Every line below should be repeated exactly.

START The input

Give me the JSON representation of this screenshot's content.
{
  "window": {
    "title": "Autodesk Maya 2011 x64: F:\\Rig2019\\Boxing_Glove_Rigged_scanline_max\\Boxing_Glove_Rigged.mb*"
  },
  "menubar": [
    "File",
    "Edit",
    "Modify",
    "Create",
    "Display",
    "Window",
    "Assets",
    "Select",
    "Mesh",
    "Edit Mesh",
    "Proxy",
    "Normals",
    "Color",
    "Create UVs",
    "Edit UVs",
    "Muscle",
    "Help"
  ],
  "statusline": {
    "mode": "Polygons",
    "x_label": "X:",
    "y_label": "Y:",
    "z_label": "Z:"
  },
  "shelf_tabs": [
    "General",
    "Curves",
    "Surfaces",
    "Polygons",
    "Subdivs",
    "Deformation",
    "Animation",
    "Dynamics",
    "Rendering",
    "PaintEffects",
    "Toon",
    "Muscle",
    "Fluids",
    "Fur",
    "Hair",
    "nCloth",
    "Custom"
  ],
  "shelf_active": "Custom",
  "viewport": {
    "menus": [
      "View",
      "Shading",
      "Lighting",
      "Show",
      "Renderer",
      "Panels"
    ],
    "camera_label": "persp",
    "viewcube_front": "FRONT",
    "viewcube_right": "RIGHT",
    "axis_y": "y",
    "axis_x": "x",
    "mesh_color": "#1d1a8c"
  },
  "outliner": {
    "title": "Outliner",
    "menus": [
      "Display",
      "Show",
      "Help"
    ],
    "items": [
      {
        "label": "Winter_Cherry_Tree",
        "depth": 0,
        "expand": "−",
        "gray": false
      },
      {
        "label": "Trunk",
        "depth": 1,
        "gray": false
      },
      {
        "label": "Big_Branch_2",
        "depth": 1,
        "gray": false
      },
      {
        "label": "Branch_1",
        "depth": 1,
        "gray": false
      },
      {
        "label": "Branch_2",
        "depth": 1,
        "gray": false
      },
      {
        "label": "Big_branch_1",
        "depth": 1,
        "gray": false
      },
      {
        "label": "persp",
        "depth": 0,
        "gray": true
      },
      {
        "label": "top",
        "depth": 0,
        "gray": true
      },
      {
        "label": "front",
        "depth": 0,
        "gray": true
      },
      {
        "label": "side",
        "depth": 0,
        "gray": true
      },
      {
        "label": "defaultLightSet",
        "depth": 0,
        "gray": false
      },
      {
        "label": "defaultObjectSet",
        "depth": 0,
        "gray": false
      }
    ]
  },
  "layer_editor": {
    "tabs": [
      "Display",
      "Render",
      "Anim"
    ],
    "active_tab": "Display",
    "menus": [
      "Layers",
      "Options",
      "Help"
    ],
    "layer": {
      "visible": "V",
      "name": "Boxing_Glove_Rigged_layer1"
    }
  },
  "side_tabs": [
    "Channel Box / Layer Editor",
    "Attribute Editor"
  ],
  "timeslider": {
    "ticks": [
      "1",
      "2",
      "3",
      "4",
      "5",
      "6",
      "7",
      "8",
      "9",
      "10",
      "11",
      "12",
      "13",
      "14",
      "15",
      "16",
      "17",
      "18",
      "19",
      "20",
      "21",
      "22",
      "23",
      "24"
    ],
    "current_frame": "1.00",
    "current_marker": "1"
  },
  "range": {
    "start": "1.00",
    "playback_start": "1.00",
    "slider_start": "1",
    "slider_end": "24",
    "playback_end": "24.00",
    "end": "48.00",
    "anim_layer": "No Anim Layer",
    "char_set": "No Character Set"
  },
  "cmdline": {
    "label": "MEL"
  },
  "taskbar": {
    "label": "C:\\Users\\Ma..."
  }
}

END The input

- **Written solution**
Give me the JSON representation of this screenshot's content.
{
  "window": {
    "title": "Autodesk Maya 2011 x64: F:\\Rig2019\\Boxing_Glove_Rigged_scanline_max\\Boxing_Glove_Rigged.mb*"
  },
  "menubar": [
    "File",
    "Edit",
    "Modify",
    "Create",
    "Display",
    "Window",
    "Assets",
    "Select",
    "Mesh",
    "Edit Mesh",
    "Proxy",
    "Normals",
    "Color",
    "Create UVs",
    "Edit UVs",
    "Muscle",
    "Help"
  ],
  "statusline": {
    "mode": "Polygons",
    "x_label": "X:",
    "y_label": "Y:",
    "z_label": "Z:"
  },
  "shelf_tabs": [
    "General",
    "Curves",
    "Surfaces",
    "Polygons",
    "Subdivs",
    "Deformation",
    "Animation",
    "Dynamics",
    "Rendering",
    "PaintEffects",
    "Toon",
    "Muscle",
    "Fluids",
    "Fur",
    "Hair",
    "nCloth",
    "Custom"
  ],
  "shelf_active": "Custom",
  "viewport": {
    "menus": [
      "View",
      "Shading",
      "Lighting",
      "Show",
      "Renderer",
      "Panels"
    ],
    "camera_label": "persp",
    "viewcube_front": "FRONT",
    "viewcube_right": "RIGHT",
    "axis_y": "y",
    "axis_x": "x",
    "mesh_color": "#1d1a8c"
  },
  "outliner": {
    "title": "Outliner",
    "menus": [
      "Display",
      "Show",
      "Help"
    ],
    "items": [
      {
        "label": "Winter_Cherry_Tree",
        "depth": 0,
        "expand": "−",
        "gray": false
      },
      {
        "label": "Trunk",
        "depth": 1,
        "gray": false
      },
      {
        "label": "Big_Branch_2",
        "depth": 1,
        "gray": false
      },
      {
        "label": "Branch_1",
        "depth": 1,
        "gray": false
      },
      {
        "label": "Branch_2",
        "depth": 1,
        "gray": false
      },
      {
        "label": "Big_branch_1",
        "depth": 1,
        "gray": false
      },
      {
        "label": "persp",
        "depth": 0,
        "gray": true
      },
      {
        "label": "top",
        "depth": 0,
        "gray": true
      },
      {
        "label": "front",
        "depth": 0,
        "gray": true
      },
      {
        "label": "side",
        "depth": 0,
        "gray": true
      },
      {
        "label": "defaultLightSet",
        "depth": 0,
        "gray": false
      },
      {
        "label": "defaultObjectSet",
        "depth": 0,
        "gray": false
      }
    ]
  },
  "layer_editor": {
    "tabs": [
      "Display",
      "Render",
      "Anim"
    ],
    "active_tab": "Display",
    "menus": [
      "Layers",
      "Options",
      "Help"
    ],
    "layer": {
      "visible": "V",
      "name": "Boxing_Glove_Rigged_layer1"
    }
  },
  "side_tabs": [
    "Channel Box / Layer Editor",
    "Attribute Editor"
  ],
  "timeslider": {
    "ticks": [
      "1",
      "2",
      "3",
      "4",
      "5",
      "6",
      "7",
      "8",
      "9",
      "10",
      "11",
      "12",
      "13",
      "14",
      "15",
      "16",
      "17",
      "18",
      "19",
      "20",
      "21",
      "22",
      "23",
      "24"
    ],
    "current_frame": "1.00",
    "current_marker": "1"
  },
  "range": {
    "start": "1.00",
    "playback_start": "1.00",
    "slider_start": "1",
    "slider_end": "24",
    "playback_end": "24.00",
    "end": "48.00",
    "anim_layer": "No Anim Layer",
    "char_set": "No Character Set"
  },
  "cmdline": {
    "label": "MEL"
  },
  "taskbar": {
    "label": "C:\\Users\\Ma..."
  }
}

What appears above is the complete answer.